President Obama recently invoked the greatest hero of the conservative movement in calling for Congress to pass his tax-raising “Buffett Rule,” saying that the measure could be renamed the “Reagan Rule.”
Obama, who spoke this morning at the White House, taunted conservatives as extremists who have strayed even from Ronald Reagan in opposing the Buffett Rule, which puts a floor under millionaires’ taxers and was inspired by Buffett’s comment that he had paid a lower tax rate than his secretary.
Obama noted that Reagan had once expressed outrage over a millionaire paying a lower rate than a bus driver. Obama said:
That wild eyed, socialist, tax-hiking class warrior was Ronald Reagan . . . If it will help convince folks in Congress to make the right choice, we could call it the Reagan Rule instead of the Buffett Rule.
But Reagan at the time was calling for Congress to close tax loopholes and was campaigning for passage of the 1986 tax reform act, which was designed to be revenue neutral. In exchange for taking away the loopholes, the law, which Reagan ended up signing, lowered the top federal income tax rate for the wealthiest from 50 percent to 28 percent.
By contrast, Obama’s Buffett Rule would raise taxes, mandating that millionaires pay a minimum tax rate of 30 percent. This would raise taxes for some, especially those whose earnings are largely derived from investments taxed at a lower rate than income.

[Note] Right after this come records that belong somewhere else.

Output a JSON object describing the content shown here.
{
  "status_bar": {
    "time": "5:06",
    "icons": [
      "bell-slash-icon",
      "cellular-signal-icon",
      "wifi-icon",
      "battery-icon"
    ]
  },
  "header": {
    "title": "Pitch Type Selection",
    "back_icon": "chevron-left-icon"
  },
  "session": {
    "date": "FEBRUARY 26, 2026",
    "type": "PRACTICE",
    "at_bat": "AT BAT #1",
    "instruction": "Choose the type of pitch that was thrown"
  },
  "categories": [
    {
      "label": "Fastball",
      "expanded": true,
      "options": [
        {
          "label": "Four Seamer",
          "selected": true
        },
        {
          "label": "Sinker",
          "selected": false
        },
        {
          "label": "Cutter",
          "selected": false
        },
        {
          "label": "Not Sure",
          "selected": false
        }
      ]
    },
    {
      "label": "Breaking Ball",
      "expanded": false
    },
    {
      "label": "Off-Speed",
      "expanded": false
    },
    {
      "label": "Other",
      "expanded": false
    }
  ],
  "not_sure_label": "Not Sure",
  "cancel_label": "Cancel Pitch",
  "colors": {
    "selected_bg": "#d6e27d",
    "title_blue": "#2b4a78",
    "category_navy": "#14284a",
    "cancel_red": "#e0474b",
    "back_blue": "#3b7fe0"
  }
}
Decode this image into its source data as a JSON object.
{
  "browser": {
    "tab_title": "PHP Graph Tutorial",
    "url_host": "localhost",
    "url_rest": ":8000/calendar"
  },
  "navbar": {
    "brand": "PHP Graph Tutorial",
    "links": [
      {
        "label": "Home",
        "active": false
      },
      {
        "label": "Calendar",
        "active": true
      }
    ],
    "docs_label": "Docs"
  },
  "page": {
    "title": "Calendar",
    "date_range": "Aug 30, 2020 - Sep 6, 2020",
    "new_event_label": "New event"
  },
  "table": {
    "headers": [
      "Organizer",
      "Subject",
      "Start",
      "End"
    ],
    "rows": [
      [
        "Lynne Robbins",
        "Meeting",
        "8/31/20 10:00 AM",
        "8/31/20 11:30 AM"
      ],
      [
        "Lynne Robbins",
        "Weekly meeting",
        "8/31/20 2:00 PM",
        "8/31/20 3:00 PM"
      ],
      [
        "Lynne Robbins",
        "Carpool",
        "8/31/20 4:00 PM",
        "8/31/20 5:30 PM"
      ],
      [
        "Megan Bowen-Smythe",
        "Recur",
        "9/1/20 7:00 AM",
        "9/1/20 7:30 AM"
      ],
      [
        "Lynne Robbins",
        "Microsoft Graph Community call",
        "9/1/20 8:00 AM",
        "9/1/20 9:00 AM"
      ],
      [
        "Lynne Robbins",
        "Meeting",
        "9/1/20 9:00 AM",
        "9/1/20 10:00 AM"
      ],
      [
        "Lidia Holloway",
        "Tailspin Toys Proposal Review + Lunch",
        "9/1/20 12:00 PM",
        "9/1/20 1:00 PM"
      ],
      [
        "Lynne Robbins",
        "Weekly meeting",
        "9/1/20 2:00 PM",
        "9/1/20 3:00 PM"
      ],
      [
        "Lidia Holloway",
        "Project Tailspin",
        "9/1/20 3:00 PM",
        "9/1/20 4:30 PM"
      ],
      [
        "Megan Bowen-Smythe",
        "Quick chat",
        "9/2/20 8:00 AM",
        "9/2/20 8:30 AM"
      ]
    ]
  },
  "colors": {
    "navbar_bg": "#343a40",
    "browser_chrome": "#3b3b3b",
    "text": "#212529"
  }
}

Editor’s Note: this article was originally published 4/11/2012 and has been slightly modified for content